SAWT BEIRUT INTERNATIONAL

| 25 June 2021, Friday |

Tehran not interested in ‘provocative moves’ against Washington, Iranian envoy says

Tensions between Tehran and Washington have been in place since the Trump administration’s unilateral exit from the 2015 Iran nuclear deal in 2018.

Iran’s Ambassador to the United Nations Majid Takht-Ravanchi has stressed that Tehran is not interested in escalating tensions with Washington.

In an interview with Al Jazeera on Sunday, the envoy touched upon Tehran’s moves to scale down its commitments under the 2015 Iran nuclear deal, also known as the Joint Comprehensive Plan of Action (JCPOA), in the wake of Washington’s unilateral withdrawal from the accord in 2018.

He reproached the deal’s European signatories for “an empty promise” to compensate Iran after the US exit, something that Takht-Ravanchi said had finally prompted the Islamic Republic to start scrapping its JCPOA obligations, including those related to uranium enrichment.

“What we did was based on Paragraph 36 of the nuclear deal, and was in line with our commitments based on the text and spirit of the JCPOA”, the ambassador pointed out.

He berated Washington for sending “arms and warships” to the Middle East region, which the envoy said is 7,000 miles (11,000 kilometers) away from America, in an apparent reference to a US aircraft carrier strike group’s deployment to the area following Tehran’s decision to scale down its JCPOA commitments in May 2019.

“All these provocative moves, including the assassination of our dear general Martyr Soleimani which was a very provocative terrorist attack, were made by the US. Iran hasn’t had and still doesn’t have any interest in making provocative moves [against Washington]”, Takht-Ravanchi said.

Top Iranian general Qasem Soleimani was killed in a US drone strike on his car near the Baghdad International Airport in early January authorized by then-President Donald Trump and further exacerbated Washington-Tehran tensions.

As far as the JCPOA is concerned, the Biden administration said last week that they were ready to hold talks with other world powers and Iran to discuss Tehran’s nuclear programme.
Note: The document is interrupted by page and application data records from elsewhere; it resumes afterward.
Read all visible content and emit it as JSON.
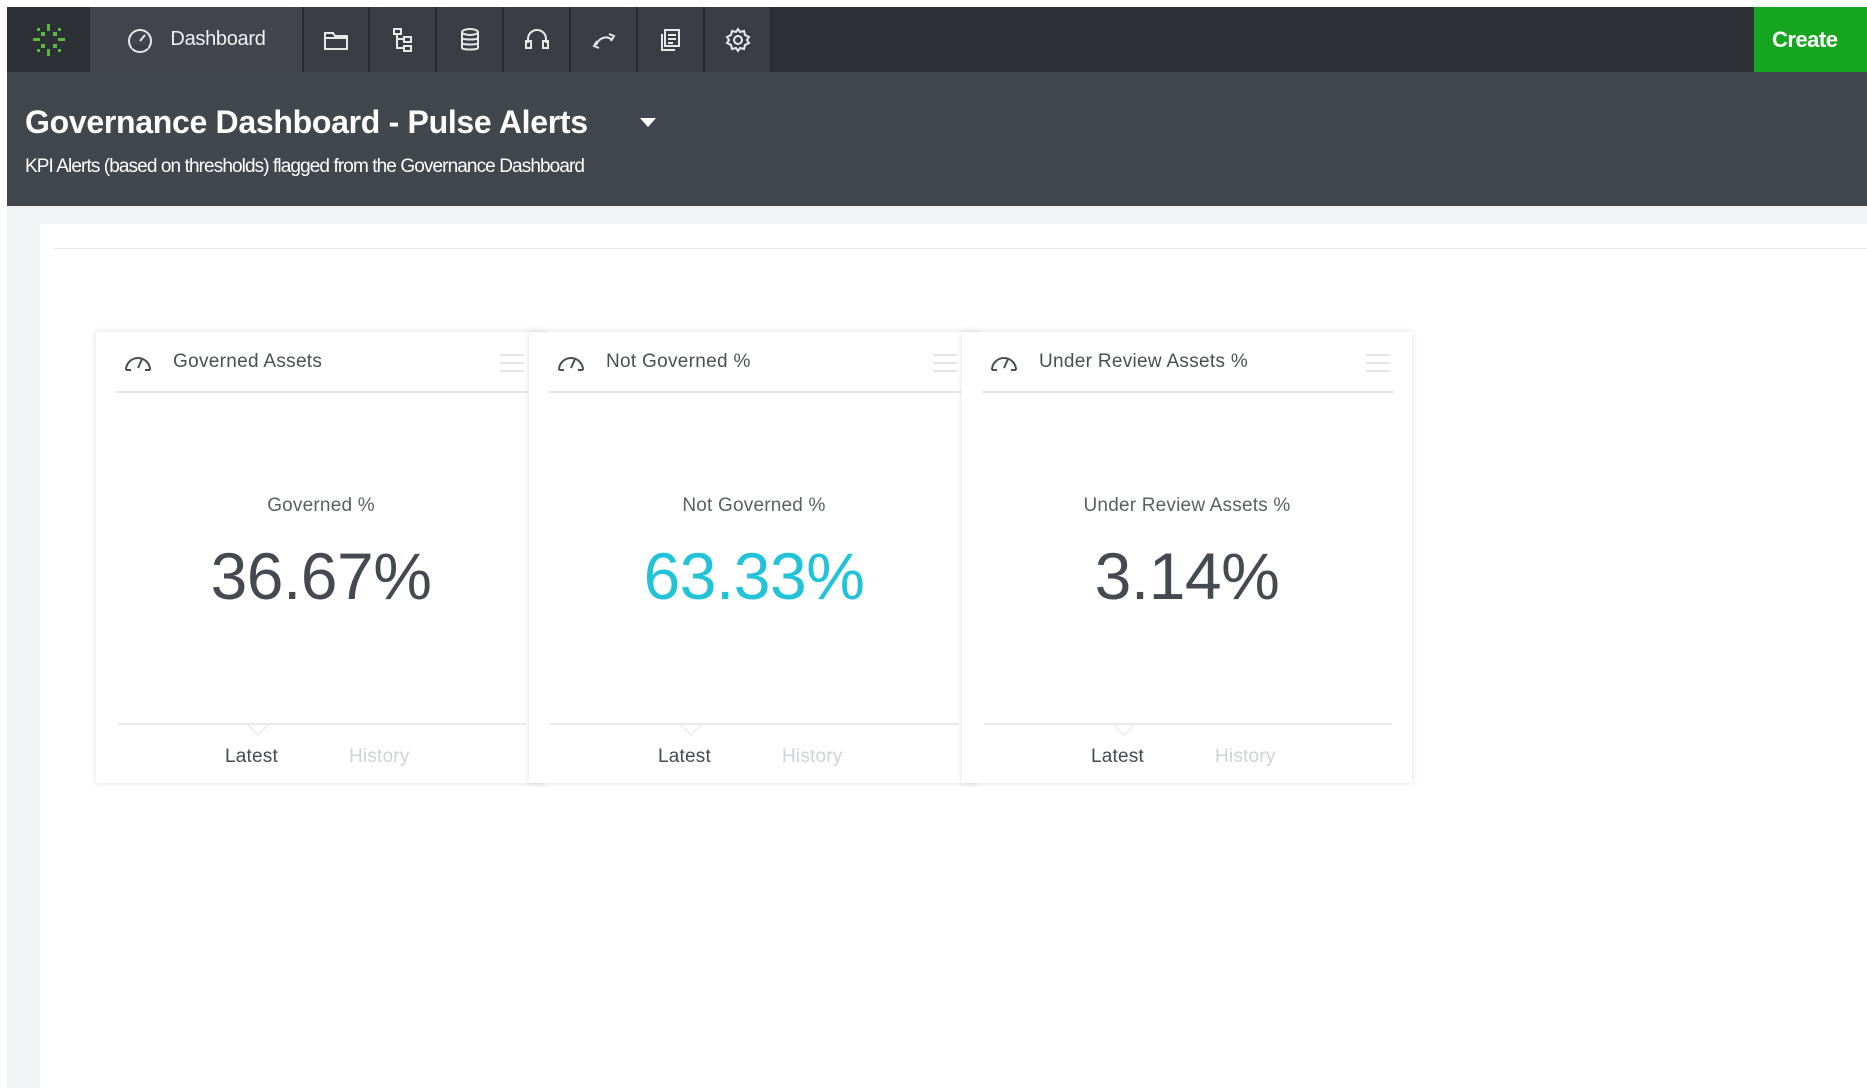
{
  "nav": {
    "dashboard_label": "Dashboard",
    "create_label": "Create",
    "icons": [
      "logo-icon",
      "dashboard-gauge-icon",
      "folder-icon",
      "hierarchy-icon",
      "database-icon",
      "headset-icon",
      "transfer-icon",
      "reports-icon",
      "settings-icon"
    ]
  },
  "header": {
    "title": "Governance Dashboard - Pulse Alerts",
    "subtitle": "KPI Alerts (based on thresholds) flagged from the Governance Dashboard"
  },
  "cards": [
    {
      "title": "Governed Assets",
      "metric_label": "Governed %",
      "value": "36.67%",
      "tab_latest": "Latest",
      "tab_history": "History"
    },
    {
      "title": "Not Governed %",
      "metric_label": "Not Governed %",
      "value": "63.33%",
      "tab_latest": "Latest",
      "tab_history": "History"
    },
    {
      "title": "Under Review Assets %",
      "metric_label": "Under Review Assets %",
      "value": "3.14%",
      "tab_latest": "Latest",
      "tab_history": "History"
    }
  ],
  "colors": {
    "nav_bg": "#2d3035",
    "header_bg": "#42474d",
    "create_green": "#16a51e",
    "accent_cyan": "#22c3d8",
    "value_gray": "#454a52"
  }
}
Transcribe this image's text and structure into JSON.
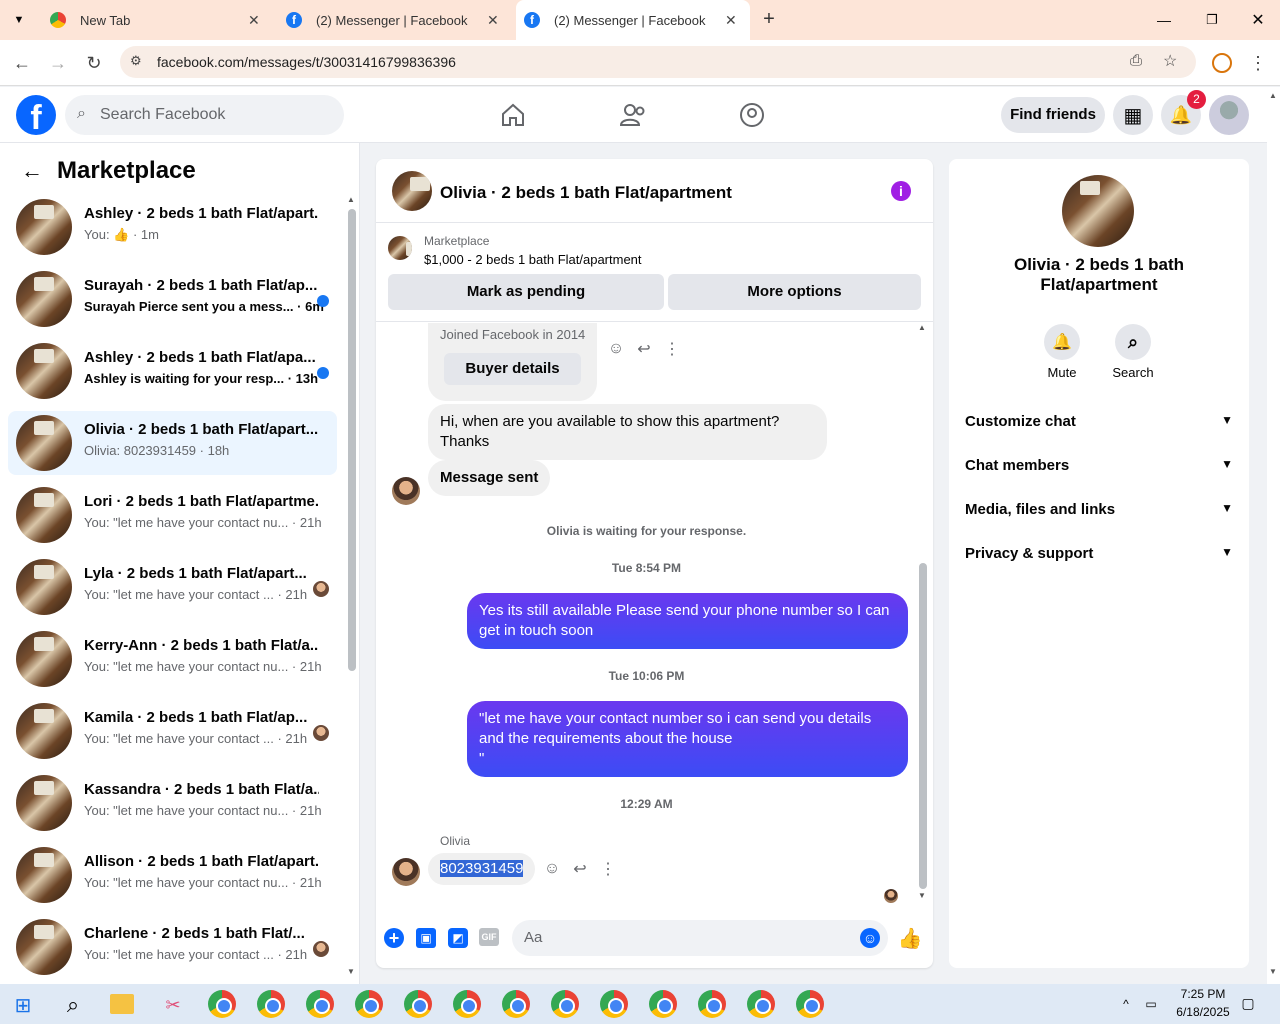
{
  "browser": {
    "tabs": [
      {
        "title": "New Tab"
      },
      {
        "title": "(2) Messenger | Facebook"
      },
      {
        "title": "(2) Messenger | Facebook"
      }
    ],
    "url": "facebook.com/messages/t/30031416799836396"
  },
  "fb": {
    "search_placeholder": "Search Facebook",
    "find_friends": "Find friends",
    "notif_count": "2"
  },
  "sidebar": {
    "title": "Marketplace",
    "items": [
      {
        "name": "Ashley · 2 beds 1 bath Flat/apart...",
        "sub": "You: 👍 · 1m",
        "unread": false,
        "marker": "none"
      },
      {
        "name": "Surayah · 2 beds 1 bath Flat/ap...",
        "sub": "Surayah Pierce sent you a mess... · 6m",
        "unread": true,
        "marker": "dot"
      },
      {
        "name": "Ashley · 2 beds 1 bath Flat/apa...",
        "sub": "Ashley is waiting for your resp... · 13h",
        "unread": true,
        "marker": "dot"
      },
      {
        "name": "Olivia · 2 beds 1 bath Flat/apart...",
        "sub": "Olivia: 8023931459 · 18h",
        "unread": false,
        "marker": "none"
      },
      {
        "name": "Lori · 2 beds 1 bath Flat/apartme...",
        "sub": "You: \"let me have your contact nu... · 21h",
        "unread": false,
        "marker": "none"
      },
      {
        "name": "Lyla · 2 beds 1 bath Flat/apart...",
        "sub": "You: \"let me have your contact ... · 21h",
        "unread": false,
        "marker": "avatar"
      },
      {
        "name": "Kerry-Ann · 2 beds 1 bath Flat/a...",
        "sub": "You: \"let me have your contact nu... · 21h",
        "unread": false,
        "marker": "none"
      },
      {
        "name": "Kamila · 2 beds 1 bath Flat/ap...",
        "sub": "You: \"let me have your contact ... · 21h",
        "unread": false,
        "marker": "avatar"
      },
      {
        "name": "Kassandra · 2 beds 1 bath Flat/a...",
        "sub": "You: \"let me have your contact nu... · 21h",
        "unread": false,
        "marker": "none"
      },
      {
        "name": "Allison · 2 beds 1 bath Flat/apart...",
        "sub": "You: \"let me have your contact nu... · 21h",
        "unread": false,
        "marker": "none"
      },
      {
        "name": "Charlene · 2 beds 1 bath Flat/...",
        "sub": "You: \"let me have your contact ... · 21h",
        "unread": false,
        "marker": "avatar"
      }
    ]
  },
  "chat": {
    "title": "Olivia · 2 beds 1 bath Flat/apartment",
    "listing_label": "Marketplace",
    "listing_desc": "$1,000 - 2 beds 1 bath Flat/apartment",
    "mark_pending": "Mark as pending",
    "more_options": "More options",
    "joined": "Joined Facebook in 2014",
    "buyer_details": "Buyer details",
    "msg1": "Hi, when are you available to show this apartment? Thanks",
    "msg_sent": "Message sent",
    "waiting": "Olivia is waiting for your response.",
    "ts1": "Tue 8:54 PM",
    "out1": "Yes its still available Please send your phone number so I can get in touch soon",
    "ts2": "Tue 10:06 PM",
    "out2_line1": "\"let me have your contact number so i can send you details and the requirements about the house",
    "out2_line2": "\"",
    "ts3": "12:29 AM",
    "sender": "Olivia",
    "phone": "8023931459",
    "composer_placeholder": "Aa"
  },
  "info": {
    "title": "Olivia · 2 beds 1 bath Flat/apartment",
    "mute": "Mute",
    "search": "Search",
    "rows": [
      "Customize chat",
      "Chat members",
      "Media, files and links",
      "Privacy & support"
    ]
  },
  "taskbar": {
    "time": "7:25 PM",
    "date": "6/18/2025"
  }
}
While the US has repeatedly accused Iran of trying to obtain a nuclear weapon, the Islamic Republic insists that its nuclear programme is purely peaceful.

The Biden administration’s announcement followed Iranian Foreign Minister Mohammad Javad Zarif warning his US counterpart that they have “little time” to rejoin the JCPOA before a number of factors, including Iranian presidential elections coming up in June, prompt Tehran to harden its stance on the nuclear accord.

This was preceded by Iranian Supreme Leader Ali Khamenei reiterating that Washington should lift its sanctions against Iran if it wants Tehran to return to its obligations under the JCPOA.

During his presidential campaign, Biden said that he would rejoin the deal “as a starting point for follow-on negotiations” if Tehran gave up the nuclear stockpile it has amassed in violation of the agreement and return to full compliance. Iran, for its part, insists the US must be the first to return to its international commitments before further discussions.

In 2015, Iran signed the JCPOA with the US, China, France, Germany, Russia, and the UK. It required that Iran scale back its nuclear programme and severely downgrade its uranium reserves in exchange for sanctions relief, including lifting an arms embargo five years after the deal’s adoption.